> [Problem to work on] Word for word, retype every entry in the listing.
== == ==
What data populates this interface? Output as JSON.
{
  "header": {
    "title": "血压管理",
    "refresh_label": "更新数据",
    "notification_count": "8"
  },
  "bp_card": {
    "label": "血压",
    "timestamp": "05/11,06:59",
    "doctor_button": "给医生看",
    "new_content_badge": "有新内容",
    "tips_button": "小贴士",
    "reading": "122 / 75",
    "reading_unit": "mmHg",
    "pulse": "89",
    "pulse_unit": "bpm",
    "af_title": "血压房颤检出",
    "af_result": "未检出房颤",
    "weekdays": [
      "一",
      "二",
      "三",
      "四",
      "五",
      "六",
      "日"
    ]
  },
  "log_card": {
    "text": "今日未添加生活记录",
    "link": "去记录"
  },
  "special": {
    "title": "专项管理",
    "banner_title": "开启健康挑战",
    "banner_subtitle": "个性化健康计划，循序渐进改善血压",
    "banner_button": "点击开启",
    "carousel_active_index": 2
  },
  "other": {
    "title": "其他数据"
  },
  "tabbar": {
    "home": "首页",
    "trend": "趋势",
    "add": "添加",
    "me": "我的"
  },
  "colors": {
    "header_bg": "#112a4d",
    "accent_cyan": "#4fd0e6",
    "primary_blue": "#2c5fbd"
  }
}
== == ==
> [Task response]
What data populates this interface? Output as JSON.
{
  "header": {
    "title": "血压管理",
    "refresh_label": "更新数据",
    "notification_count": "8"
  },
  "bp_card": {
    "label": "血压",
    "timestamp": "05/11,06:59",
    "doctor_button": "给医生看",
    "new_content_badge": "有新内容",
    "tips_button": "小贴士",
    "reading": "122 / 75",
    "reading_unit": "mmHg",
    "pulse": "89",
    "pulse_unit": "bpm",
    "af_title": "血压房颤检出",
    "af_result": "未检出房颤",
    "weekdays": [
      "一",
      "二",
      "三",
      "四",
      "五",
      "六",
      "日"
    ]
  },
  "log_card": {
    "text": "今日未添加生活记录",
    "link": "去记录"
  },
  "special": {
    "title": "专项管理",
    "banner_title": "开启健康挑战",
    "banner_subtitle": "个性化健康计划，循序渐进改善血压",
    "banner_button": "点击开启",
    "carousel_active_index": 2
  },
  "other": {
    "title": "其他数据"
  },
  "tabbar": {
    "home": "首页",
    "trend": "趋势",
    "add": "添加",
    "me": "我的"
  },
  "colors": {
    "header_bg": "#112a4d",
    "accent_cyan": "#4fd0e6",
    "primary_blue": "#2c5fbd"
  }
}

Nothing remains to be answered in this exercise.